But to return to my subject. I don’t think Americans have asked our aid on this solemn occasion to get rid of their duty, but because this enfranchisement of the negroes, at the outset an American question, is in fact universal, is the cause of humanity; and also because they are constrained by necessity to do so. Four millions of people cast by Providence on their hands, to be fed, clothed, instructed, are fed, clothed, and instructed, brought up to labor, and in knowledge are made men and Christians—I don’t know any history of a parallel case. Well, is there a nation, even he French, great as that is, so liberal, so rich, so heroic, that could alone go through with such an undertaking? Let us suppose that [Page 280] each black costs only each day for food, clothing, lodging, instruction, twenty cents. You have four millions of francs per day, 120 millions a month, and 1,460,000,000 francs a year. And do you suppose that at the end of one year all this want will disappear by enchantment, and these four millions of blacks will have learned what is free labor, free life, and Christian morality? No. That will be only the beginning of the beginning. I know that what we can do here will be only a drop in the ocean; but let us try to do what we can.

Mr. Chamerovzow, secretary of the London committee of emancipation, was introduced by Mr. Laboulaye, and gave an outline of the history of slavery in America, as well in the Spanish as British colonies and United States, to this time, with many details thoroughly familiar to the American citizens who read the papers, and finished by expressing his own ideas:

1. That as a general rule freedmen are not only capable of sustained industry, but ask nothing better than to be employed at reasonable wages.

2. That wherever schools are established, the freedmen, old and young alike, show an aptitude and desire to learn that is quite extraordinary.

3. That the American government is making every effort possible, through the Freedmen’s Bureau, to take care of the lot of these four millions of unfortunates.

4. That everywhere among them is to be found destitution and misery, the consequence of the social disorganization prevalent through the wide territory over which they are scattered: and this must last a long time, because of the ill-will of their old masters against their heretofore slaves.

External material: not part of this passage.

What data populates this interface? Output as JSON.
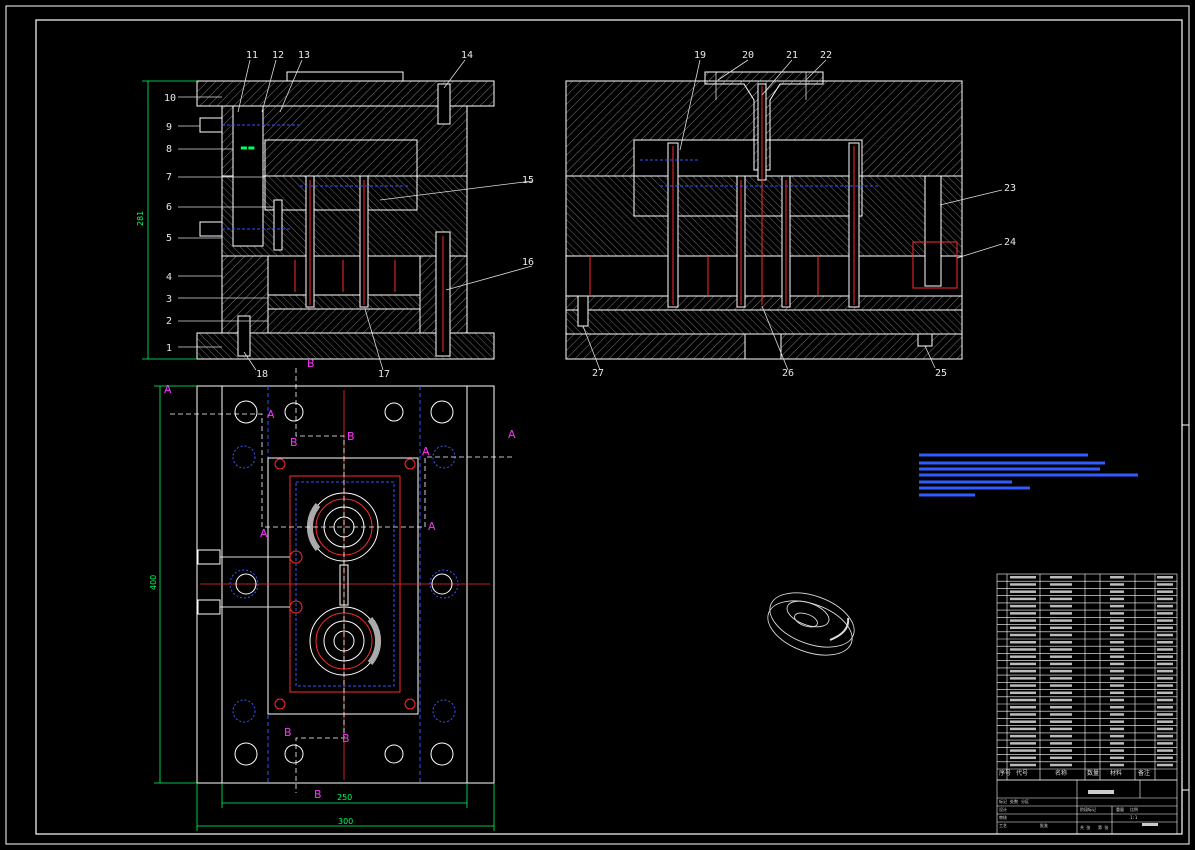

5. That the northern people, by establishing aid societies and similar associations, have nobly seconded the efforts of the government, and are entitled to our sympathy.

Mr. Auguste Cochin. After what has been said, I wish to draw your attention to the reasons for hoping that slavery will soon be abolished in Brazil and Cuba. Their condition rests on the Emperor of Brazil and Queen of Spain. It is too late this evening to speak of Brazil. I will confine myself to Cuba.

Public opinion in that island has been much awakened by emancipation in Jamaica and other islands, and now lately in the United States.

Cuba is in a very favorable condition; for there are about one million of whites and free colored, and only about three hundred thousand slaves. The white and free colored population are already habituated to field labor, and the relations between the white and free colored population are of the best kind. Cuba has offered to give up slavery for the equivalent of free civil government. The corruptions of colonial functionaries are the cause of difficulty and delay. The question must be solved at Madrid.